Hala Kamal (Cairo University), ‘Autobiography and Fiction as Arab ‘Herstory’: The Case of Latifa Al-Zayyat’
Rhitama Basak (Delhi University), ‘Borders, Exiles, and Post-partition Women's Writing from the Subcontinent’
Ahmed Nuri (University of Amsterdam), ‘From the Tragic to Self-Discovery: Redemption of History and the Feminist Discourse’
Elisa Sampson Vera (King’s College London), ‘Recovering and Rewriting the Testimonial as Activist Intervention: Claudia Salazar Jiménez’s Fictions about Contemporary Peru’

3.15-3.30pm Break 

3.30-5.15pm Panel 6 Lesbian Historical Fiction 
Chair: Céire Broderick (University College Cork)

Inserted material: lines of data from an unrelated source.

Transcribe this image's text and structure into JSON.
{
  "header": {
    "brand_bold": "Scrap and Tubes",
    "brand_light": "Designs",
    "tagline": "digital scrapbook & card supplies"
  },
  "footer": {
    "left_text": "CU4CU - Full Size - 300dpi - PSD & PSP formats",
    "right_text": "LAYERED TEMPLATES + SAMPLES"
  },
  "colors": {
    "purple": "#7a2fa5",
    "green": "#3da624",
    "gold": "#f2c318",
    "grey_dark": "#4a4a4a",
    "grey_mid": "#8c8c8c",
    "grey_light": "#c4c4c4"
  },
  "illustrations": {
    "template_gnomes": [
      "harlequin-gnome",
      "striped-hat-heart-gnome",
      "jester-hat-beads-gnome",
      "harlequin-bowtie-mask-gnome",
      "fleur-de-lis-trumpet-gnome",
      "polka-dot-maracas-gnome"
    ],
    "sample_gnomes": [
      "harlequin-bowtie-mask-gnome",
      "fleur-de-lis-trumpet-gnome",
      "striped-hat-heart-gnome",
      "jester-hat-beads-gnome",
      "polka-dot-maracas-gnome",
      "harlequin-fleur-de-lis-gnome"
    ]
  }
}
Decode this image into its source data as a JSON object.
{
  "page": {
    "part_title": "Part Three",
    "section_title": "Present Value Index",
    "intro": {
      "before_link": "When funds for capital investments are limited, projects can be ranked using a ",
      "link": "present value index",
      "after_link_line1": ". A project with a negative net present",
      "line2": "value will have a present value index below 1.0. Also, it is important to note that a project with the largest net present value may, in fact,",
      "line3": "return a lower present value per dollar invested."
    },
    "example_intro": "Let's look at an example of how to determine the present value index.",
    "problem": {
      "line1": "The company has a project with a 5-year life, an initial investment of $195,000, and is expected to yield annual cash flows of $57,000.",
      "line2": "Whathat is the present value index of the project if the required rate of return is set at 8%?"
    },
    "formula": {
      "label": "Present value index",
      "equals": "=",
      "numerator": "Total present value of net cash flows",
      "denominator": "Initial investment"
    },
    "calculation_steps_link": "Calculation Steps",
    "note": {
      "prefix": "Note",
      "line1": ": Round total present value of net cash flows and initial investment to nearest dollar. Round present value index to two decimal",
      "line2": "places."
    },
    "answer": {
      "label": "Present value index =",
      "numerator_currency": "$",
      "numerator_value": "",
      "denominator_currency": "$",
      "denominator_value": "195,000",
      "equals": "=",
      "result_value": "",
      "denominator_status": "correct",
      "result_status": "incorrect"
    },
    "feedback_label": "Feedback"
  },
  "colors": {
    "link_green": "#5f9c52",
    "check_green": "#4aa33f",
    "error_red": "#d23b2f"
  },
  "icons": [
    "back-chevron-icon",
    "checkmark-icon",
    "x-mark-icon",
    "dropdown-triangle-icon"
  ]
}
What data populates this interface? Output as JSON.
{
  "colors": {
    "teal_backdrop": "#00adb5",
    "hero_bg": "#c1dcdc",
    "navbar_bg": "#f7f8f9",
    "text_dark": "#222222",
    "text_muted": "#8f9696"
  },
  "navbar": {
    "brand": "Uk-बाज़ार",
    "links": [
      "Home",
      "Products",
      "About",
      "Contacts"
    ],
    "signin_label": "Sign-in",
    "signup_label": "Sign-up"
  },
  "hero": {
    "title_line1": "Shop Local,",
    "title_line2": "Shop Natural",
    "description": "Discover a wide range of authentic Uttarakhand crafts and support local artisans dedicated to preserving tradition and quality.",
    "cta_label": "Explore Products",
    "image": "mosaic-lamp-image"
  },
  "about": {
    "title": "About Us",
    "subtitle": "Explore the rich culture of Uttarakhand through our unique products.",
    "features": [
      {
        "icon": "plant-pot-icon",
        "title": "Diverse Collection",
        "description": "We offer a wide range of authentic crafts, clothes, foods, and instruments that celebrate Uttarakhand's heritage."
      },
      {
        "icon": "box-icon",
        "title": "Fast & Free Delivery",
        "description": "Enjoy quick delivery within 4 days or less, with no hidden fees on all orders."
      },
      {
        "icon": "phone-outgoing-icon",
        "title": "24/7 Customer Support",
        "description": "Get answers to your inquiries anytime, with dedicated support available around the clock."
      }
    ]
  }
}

Tasha Alden (Aberystywth University), ‘Coming out of the archive: knowing the past in contemporary lesbian historical fiction’
Linda Garber (Santa Clara University), "Yo Ho, Yo Ho, A Pirate Dyke for Me"
Qiyao Zhang (University of Nottingham Ningbo, China), ‘Encouraging Cross-spatial Identification through Feminist Translation: Translating Tipping the Velvet’
Ingibjörg Ágústsdóttir (University of Iceland) ‘Finding Truth in the Detail: Filling in the Gaps and Silences of Tudor Women’s Lives in Two Historical Novels by Elizabeth Fremantle’

5.15-5.30pm  Break

5.30-6.30pm Roundtable and Discussion

Catherine Barbour (University of Surrey)
Catherine Davies (IMLR)
Linda Garber (Santa Clara University)
Karunika Kardak
Nisha Ghatak (The University of Auckland)
Tegan Zimmerman (Saint Mary’s University)

Download all Abstracts here

Download all Biographies here

All are welcome to attend this free online symposium, starting at 15:45 BST on Thursday 28 October. You will need to register in advance to receive the online joining link. Please click on the Book Now button below to register.

Download guidance on participating in an online event (pdf)


Jenny Stubbs
020 7862 8832